  1. Evgenia N. Nikolova, Eunae Kim, Abigail A. Wise, Patrick J. O’Brien, Ioan Andricioaei, Hashim M. Al-Hashimi. Transient Hoogsteen base pairs in canonical duplex DNA. Nature, 2011; DOI: 10.1038/nature09775

Cite This Page:

University of Michigan. "DNA caught rock 'n rollin': On rare occasions DNA dances itself into a different shape." ScienceDaily. ScienceDaily, 29 January 2011. <www.sciencedaily.com/releases/2011/01/110128104244.htm>.
University of Michigan. (2011, January 29). DNA caught rock 'n rollin': On rare occasions DNA dances itself into a different shape. ScienceDaily. Retrieved July 22, 2014 from www.sciencedaily.com/releases/2011/01/110128104244.htm
University of Michigan. "DNA caught rock 'n rollin': On rare occasions DNA dances itself into a different shape." ScienceDaily. www.sciencedaily.com/releases/2011/01/110128104244.htm (accessed July 22, 2014).

Share This




More Health & Medicine News

Tuesday, July 22, 2014

Featured Research

from universities, journals, and other organizations


Featured Videos

from AP, Reuters, AFP, and other news services

Courts Conflicted Over Healthcare Law

Courts Conflicted Over Healthcare Law

AP (July 22, 2014) Two federal appeals courts issued conflicting rulings Tuesday on the legality of the federally-run healthcare exchange that operates in 36 states. (July 22) Video provided by AP
Powered by NewsLook.com
Why Do People Believe We Only Use 10 Percent Of Our Brains?

Why Do People Believe We Only Use 10 Percent Of Our Brains?

Newsy (July 22, 2014) The new sci-fi thriller "Lucy" is making people question whether we really use all our brainpower. But, as scientists have insisted for years, we do. Video provided by Newsy
Powered by NewsLook.com
Scientists Find New Way To Make Human Platelets

Scientists Find New Way To Make Human Platelets

Newsy (July 22, 2014) Boston scientists have discovered a new way to create fully functioning human platelets using a bioreactor and human stem cells. Video provided by Newsy
Powered by NewsLook.com
Gilead's $1000-a-Pill Drug Could Cure Hep C in HIV-Positive People

Gilead's $1000-a-Pill Drug Could Cure Hep C in HIV-Positive People

TheStreet (July 21, 2014) New research shows Gilead Science's drug Sovaldi helps in curing hepatitis C in those who suffer from HIV. In a medical study, the combination of Gilead's Hep C drug with anti-viral drug Ribavirin cured 76% of HIV-positive patients suffering from the most common hepatitis C strain. Hepatitis C and related complications have been a top cause of death in HIV-positive patients. Typical medication used to treat the disease, including interferon proteins, tended to react badly with HIV drugs. However, Sovaldi's %1,000-a-pill price tag could limit the number of patients able to access the treatment.

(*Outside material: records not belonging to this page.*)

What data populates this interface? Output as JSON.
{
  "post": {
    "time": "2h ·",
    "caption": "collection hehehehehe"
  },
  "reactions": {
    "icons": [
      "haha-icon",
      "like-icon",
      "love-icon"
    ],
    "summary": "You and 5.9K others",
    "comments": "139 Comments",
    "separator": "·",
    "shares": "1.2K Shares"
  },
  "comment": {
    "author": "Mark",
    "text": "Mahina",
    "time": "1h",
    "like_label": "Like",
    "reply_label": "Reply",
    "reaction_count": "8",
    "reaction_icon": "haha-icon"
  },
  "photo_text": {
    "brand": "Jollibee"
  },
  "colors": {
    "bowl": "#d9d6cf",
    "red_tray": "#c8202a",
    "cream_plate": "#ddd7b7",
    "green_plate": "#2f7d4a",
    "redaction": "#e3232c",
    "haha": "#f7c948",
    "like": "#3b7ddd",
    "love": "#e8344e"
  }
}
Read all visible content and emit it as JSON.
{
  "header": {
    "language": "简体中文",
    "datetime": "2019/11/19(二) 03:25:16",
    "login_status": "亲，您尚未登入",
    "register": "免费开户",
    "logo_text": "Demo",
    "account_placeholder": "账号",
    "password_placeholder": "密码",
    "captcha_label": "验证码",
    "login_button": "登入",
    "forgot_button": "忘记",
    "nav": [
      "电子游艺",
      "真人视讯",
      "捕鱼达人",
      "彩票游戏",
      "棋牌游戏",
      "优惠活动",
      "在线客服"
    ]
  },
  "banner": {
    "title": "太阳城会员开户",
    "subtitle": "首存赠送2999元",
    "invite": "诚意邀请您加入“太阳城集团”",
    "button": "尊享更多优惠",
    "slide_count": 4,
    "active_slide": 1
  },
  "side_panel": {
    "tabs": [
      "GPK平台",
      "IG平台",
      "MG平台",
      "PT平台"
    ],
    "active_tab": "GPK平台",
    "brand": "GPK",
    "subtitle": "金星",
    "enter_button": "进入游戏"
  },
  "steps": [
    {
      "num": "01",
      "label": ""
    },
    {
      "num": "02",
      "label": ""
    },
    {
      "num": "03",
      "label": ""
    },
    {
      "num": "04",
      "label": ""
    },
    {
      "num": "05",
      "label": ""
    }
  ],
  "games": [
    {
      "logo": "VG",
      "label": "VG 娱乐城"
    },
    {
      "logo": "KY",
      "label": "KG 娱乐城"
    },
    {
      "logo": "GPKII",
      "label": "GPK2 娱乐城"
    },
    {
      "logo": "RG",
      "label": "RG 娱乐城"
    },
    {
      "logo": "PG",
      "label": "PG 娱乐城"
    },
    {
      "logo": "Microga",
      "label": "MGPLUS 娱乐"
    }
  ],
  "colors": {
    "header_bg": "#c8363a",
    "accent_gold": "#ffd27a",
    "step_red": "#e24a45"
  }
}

TheStreet's Keris Lahiff reports from New York. Video provided by TheStreet
Powered by NewsLook.com

Search ScienceDaily

Number of stories in archives: 140,361

Find with keyword(s):
Enter a keyword or phrase to search ScienceDaily for related topics and research stories.

Save/Print:
Share:

Breaking News:
from the past week

In Other News

... from NewsDaily.com

Science News

Health News

Environment News

Technology News



Save/Print:
Share:

Free Subscriptions


Get the latest science news with ScienceDaily's free email newsletters, updated daily and weekly. Or view hourly updated newsfeeds in your RSS reader:

Get Social & Mobile


Keep up to date with the latest news from ScienceDaily via social networks and mobile apps:

Have Feedback?


Tell us what you think of ScienceDaily -- we welcome both positive and negative comments. Have any problems using the site? Questions?
Mobile: iPhone Android Web
Follow: Facebook Twitter Google+
Subscribe: RSS Feeds Email Newsletters
Latest Headlines Health & Medicine Mind & Brain Space & Time Matter & Energy Computers & Math Plants & Animals Earth & Climate Fossils & Ruins